● **Task to carry out**
For each line below, print it again exactly as shown.

--

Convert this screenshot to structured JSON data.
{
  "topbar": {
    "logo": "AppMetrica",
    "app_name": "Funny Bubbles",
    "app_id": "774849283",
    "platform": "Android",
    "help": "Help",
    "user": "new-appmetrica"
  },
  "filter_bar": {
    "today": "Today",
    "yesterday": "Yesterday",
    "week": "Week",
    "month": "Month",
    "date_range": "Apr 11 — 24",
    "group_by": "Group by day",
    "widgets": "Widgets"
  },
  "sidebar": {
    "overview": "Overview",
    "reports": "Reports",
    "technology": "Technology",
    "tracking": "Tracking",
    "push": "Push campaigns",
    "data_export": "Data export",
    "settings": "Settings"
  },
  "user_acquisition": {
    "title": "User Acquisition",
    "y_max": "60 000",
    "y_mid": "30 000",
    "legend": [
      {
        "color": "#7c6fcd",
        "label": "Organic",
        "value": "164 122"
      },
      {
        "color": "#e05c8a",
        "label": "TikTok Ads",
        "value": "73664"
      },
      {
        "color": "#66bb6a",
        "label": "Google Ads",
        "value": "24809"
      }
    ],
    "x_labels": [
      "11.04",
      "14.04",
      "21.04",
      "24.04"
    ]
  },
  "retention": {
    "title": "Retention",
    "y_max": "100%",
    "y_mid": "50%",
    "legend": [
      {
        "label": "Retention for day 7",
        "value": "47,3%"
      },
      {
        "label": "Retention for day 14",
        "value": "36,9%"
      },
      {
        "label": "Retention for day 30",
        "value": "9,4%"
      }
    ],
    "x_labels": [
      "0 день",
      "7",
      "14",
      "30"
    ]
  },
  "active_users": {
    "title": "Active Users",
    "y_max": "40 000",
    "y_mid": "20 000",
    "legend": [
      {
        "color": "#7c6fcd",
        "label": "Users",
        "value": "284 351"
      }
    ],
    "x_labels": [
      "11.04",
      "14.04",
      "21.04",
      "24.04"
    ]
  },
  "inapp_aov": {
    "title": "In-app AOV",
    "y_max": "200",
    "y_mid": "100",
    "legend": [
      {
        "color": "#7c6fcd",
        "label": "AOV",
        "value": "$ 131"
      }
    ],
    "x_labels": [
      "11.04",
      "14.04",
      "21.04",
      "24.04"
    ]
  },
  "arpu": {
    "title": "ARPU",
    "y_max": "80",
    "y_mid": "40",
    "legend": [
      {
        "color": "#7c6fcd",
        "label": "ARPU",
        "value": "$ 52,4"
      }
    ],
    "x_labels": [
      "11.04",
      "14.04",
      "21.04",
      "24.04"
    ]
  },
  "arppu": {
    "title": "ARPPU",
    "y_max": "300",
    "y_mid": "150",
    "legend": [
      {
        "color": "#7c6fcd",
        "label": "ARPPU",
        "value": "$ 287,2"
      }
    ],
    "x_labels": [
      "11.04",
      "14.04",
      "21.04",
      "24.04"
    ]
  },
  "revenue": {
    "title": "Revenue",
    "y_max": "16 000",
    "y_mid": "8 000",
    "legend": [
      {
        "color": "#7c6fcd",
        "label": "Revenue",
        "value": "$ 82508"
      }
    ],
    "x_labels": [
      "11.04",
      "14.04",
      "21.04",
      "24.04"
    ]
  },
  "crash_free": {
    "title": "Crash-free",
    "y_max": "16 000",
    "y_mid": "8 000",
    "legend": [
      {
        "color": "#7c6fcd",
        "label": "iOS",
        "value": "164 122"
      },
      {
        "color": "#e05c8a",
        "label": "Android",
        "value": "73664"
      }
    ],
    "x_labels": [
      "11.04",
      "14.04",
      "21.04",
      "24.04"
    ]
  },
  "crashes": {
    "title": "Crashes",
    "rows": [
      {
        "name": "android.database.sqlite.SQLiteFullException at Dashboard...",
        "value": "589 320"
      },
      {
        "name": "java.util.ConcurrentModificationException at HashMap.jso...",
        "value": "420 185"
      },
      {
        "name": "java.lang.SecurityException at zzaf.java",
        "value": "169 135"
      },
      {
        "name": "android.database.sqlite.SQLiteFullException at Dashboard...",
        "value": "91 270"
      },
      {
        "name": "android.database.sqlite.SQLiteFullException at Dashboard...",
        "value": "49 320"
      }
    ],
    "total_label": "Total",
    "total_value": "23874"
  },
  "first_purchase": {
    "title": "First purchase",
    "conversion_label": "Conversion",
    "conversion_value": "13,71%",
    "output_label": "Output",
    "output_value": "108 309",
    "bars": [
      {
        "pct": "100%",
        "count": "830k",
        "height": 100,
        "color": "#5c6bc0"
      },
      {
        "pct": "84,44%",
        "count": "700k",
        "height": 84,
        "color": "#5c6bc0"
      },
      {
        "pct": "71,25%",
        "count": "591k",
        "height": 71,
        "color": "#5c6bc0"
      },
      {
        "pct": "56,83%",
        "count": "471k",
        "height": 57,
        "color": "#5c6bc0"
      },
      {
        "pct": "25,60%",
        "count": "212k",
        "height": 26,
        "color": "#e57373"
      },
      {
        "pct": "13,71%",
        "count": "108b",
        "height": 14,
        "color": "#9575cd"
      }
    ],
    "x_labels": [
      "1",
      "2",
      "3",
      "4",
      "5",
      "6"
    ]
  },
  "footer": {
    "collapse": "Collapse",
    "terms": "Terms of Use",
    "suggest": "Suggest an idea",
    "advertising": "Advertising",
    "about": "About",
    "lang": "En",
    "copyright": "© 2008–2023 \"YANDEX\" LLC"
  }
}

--

● **Written answer**
Convert this screenshot to structured JSON data.
{
  "topbar": {
    "logo": "AppMetrica",
    "app_name": "Funny Bubbles",
    "app_id": "774849283",
    "platform": "Android",
    "help": "Help",
    "user": "new-appmetrica"
  },
  "filter_bar": {
    "today": "Today",
    "yesterday": "Yesterday",
    "week": "Week",
    "month": "Month",
    "date_range": "Apr 11 — 24",
    "group_by": "Group by day",
    "widgets": "Widgets"
  },
  "sidebar": {
    "overview": "Overview",
    "reports": "Reports",
    "technology": "Technology",
    "tracking": "Tracking",
    "push": "Push campaigns",
    "data_export": "Data export",
    "settings": "Settings"
  },
  "user_acquisition": {
    "title": "User Acquisition",
    "y_max": "60 000",
    "y_mid": "30 000",
    "legend": [
      {
        "color": "#7c6fcd",
        "label": "Organic",
        "value": "164 122"
      },
      {
        "color": "#e05c8a",
        "label": "TikTok Ads",
        "value": "73664"
      },
      {
        "color": "#66bb6a",
        "label": "Google Ads",
        "value": "24809"
      }
    ],
    "x_labels": [
      "11.04",
      "14.04",
      "21.04",
      "24.04"
    ]
  },
  "retention": {
    "title": "Retention",
    "y_max": "100%",
    "y_mid": "50%",
    "legend": [
      {
        "label": "Retention for day 7",
        "value": "47,3%"
      },
      {
        "label": "Retention for day 14",
        "value": "36,9%"
      },
      {
        "label": "Retention for day 30",
        "value": "9,4%"
      }
    ],
    "x_labels": [
      "0 день",
      "7",
      "14",
      "30"
    ]
  },
  "active_users": {
    "title": "Active Users",
    "y_max": "40 000",
    "y_mid": "20 000",
    "legend": [
      {
        "color": "#7c6fcd",
        "label": "Users",
        "value": "284 351"
      }
    ],
    "x_labels": [
      "11.04",
      "14.04",
      "21.04",
      "24.04"
    ]
  },
  "inapp_aov": {
    "title": "In-app AOV",
    "y_max": "200",
    "y_mid": "100",
    "legend": [
      {
        "color": "#7c6fcd",
        "label": "AOV",
        "value": "$ 131"
      }
    ],
    "x_labels": [
      "11.04",
      "14.04",
      "21.04",
      "24.04"
    ]
  },
  "arpu": {
    "title": "ARPU",
    "y_max": "80",
    "y_mid": "40",
    "legend": [
      {
        "color": "#7c6fcd",
        "label": "ARPU",
        "value": "$ 52,4"
      }
    ],
    "x_labels": [
      "11.04",
      "14.04",
      "21.04",
      "24.04"
    ]
  },
  "arppu": {
    "title": "ARPPU",
    "y_max": "300",
    "y_mid": "150",
    "legend": [
      {
        "color": "#7c6fcd",
        "label": "ARPPU",
        "value": "$ 287,2"
      }
    ],
    "x_labels": [
      "11.04",
      "14.04",
      "21.04",
      "24.04"
    ]
  },
  "revenue": {
    "title": "Revenue",
    "y_max": "16 000",
    "y_mid": "8 000",
    "legend": [
      {
        "color": "#7c6fcd",
        "label": "Revenue",
        "value": "$ 82508"
      }
    ],
    "x_labels": [
      "11.04",
      "14.04",
      "21.04",
      "24.04"
    ]
  },
  "crash_free": {
    "title": "Crash-free",
    "y_max": "16 000",
    "y_mid": "8 000",
    "legend": [
      {
        "color": "#7c6fcd",
        "label": "iOS",
        "value": "164 122"
      },
      {
        "color": "#e05c8a",
        "label": "Android",
        "value": "73664"
      }
    ],
    "x_labels": [
      "11.04",
      "14.04",
      "21.04",
      "24.04"
    ]
  },
  "crashes": {
    "title": "Crashes",
    "rows": [
      {
        "name": "android.database.sqlite.SQLiteFullException at Dashboard...",
        "value": "589 320"
      },
      {
        "name": "java.util.ConcurrentModificationException at HashMap.jso...",
        "value": "420 185"
      },
      {
        "name": "java.lang.SecurityException at zzaf.java",
        "value": "169 135"
      },
      {
        "name": "android.database.sqlite.SQLiteFullException at Dashboard...",
        "value": "91 270"
      },
      {
        "name": "android.database.sqlite.SQLiteFullException at Dashboard...",
        "value": "49 320"
      }
    ],
    "total_label": "Total",
    "total_value": "23874"
  },
  "first_purchase": {
    "title": "First purchase",
    "conversion_label": "Conversion",
    "conversion_value": "13,71%",
    "output_label": "Output",
    "output_value": "108 309",
    "bars": [
      {
        "pct": "100%",
        "count": "830k",
        "height": 100,
        "color": "#5c6bc0"
      },
      {
        "pct": "84,44%",
        "count": "700k",
        "height": 84,
        "color": "#5c6bc0"
      },
      {
        "pct": "71,25%",
        "count": "591k",
        "height": 71,
        "color": "#5c6bc0"
      },
      {
        "pct": "56,83%",
        "count": "471k",
        "height": 57,
        "color": "#5c6bc0"
      },
      {
        "pct": "25,60%",
        "count": "212k",
        "height": 26,
        "color": "#e57373"
      },
      {
        "pct": "13,71%",
        "count": "108b",
        "height": 14,
        "color": "#9575cd"
      }
    ],
    "x_labels": [
      "1",
      "2",
      "3",
      "4",
      "5",
      "6"
    ]
  },
  "footer": {
    "collapse": "Collapse",
    "terms": "Terms of Use",
    "suggest": "Suggest an idea",
    "advertising": "Advertising",
    "about": "About",
    "lang": "En",
    "copyright": "© 2008–2023 \"YANDEX\" LLC"
  }
}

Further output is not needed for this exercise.